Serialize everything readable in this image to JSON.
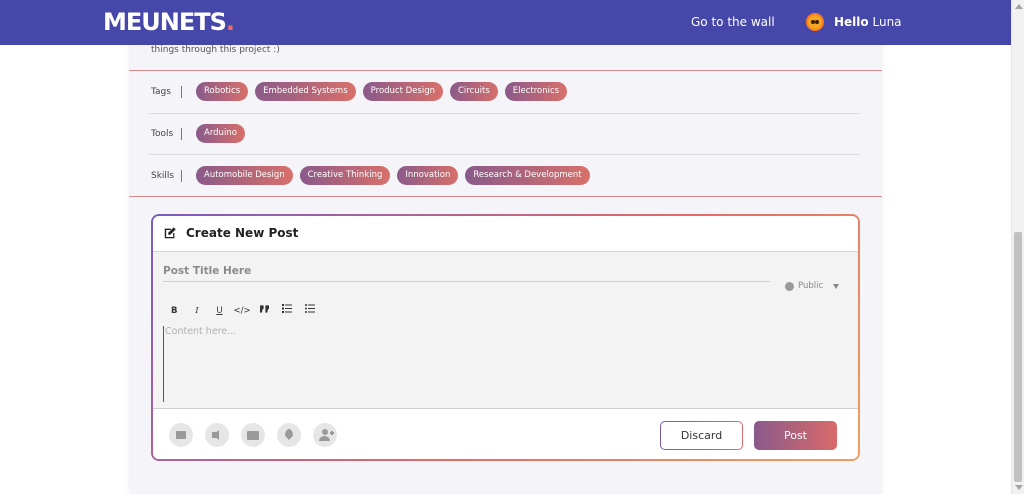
{
  "navbar": {
    "logo_text": "MEUNETS",
    "logo_dot": ".",
    "wall_link": "Go to the wall",
    "greeting_prefix": "Hello",
    "user_name": "Luna"
  },
  "project": {
    "truncated_text": "things through this project :)",
    "tags_label": "Tags",
    "tags": [
      "Robotics",
      "Embedded Systems",
      "Product Design",
      "Circuits",
      "Electronics"
    ],
    "tools_label": "Tools",
    "tools": [
      "Arduino"
    ],
    "skills_label": "Skills",
    "skills": [
      "Automobile Design",
      "Creative Thinking",
      "Innovation",
      "Research & Development"
    ]
  },
  "create_post": {
    "header_title": "Create New Post",
    "title_placeholder": "Post Title Here",
    "visibility": "Public",
    "toolbar": [
      "B",
      "I",
      "U",
      "</>",
      "99",
      "ol",
      "ul"
    ],
    "content_placeholder": "Content here...",
    "discard_label": "Discard",
    "post_label": "Post",
    "actions": [
      "image-icon",
      "audio-icon",
      "folder-icon",
      "location-icon",
      "add-person-icon"
    ]
  },
  "colors": {
    "nav_bg": "#4547a9",
    "chip_gradient_start": "#8a5a8a",
    "chip_gradient_end": "#d8706a",
    "logo_dot": "#ef6b6b"
  }
}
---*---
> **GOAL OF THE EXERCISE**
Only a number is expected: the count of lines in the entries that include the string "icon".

> **YOUR RESPONSE**
5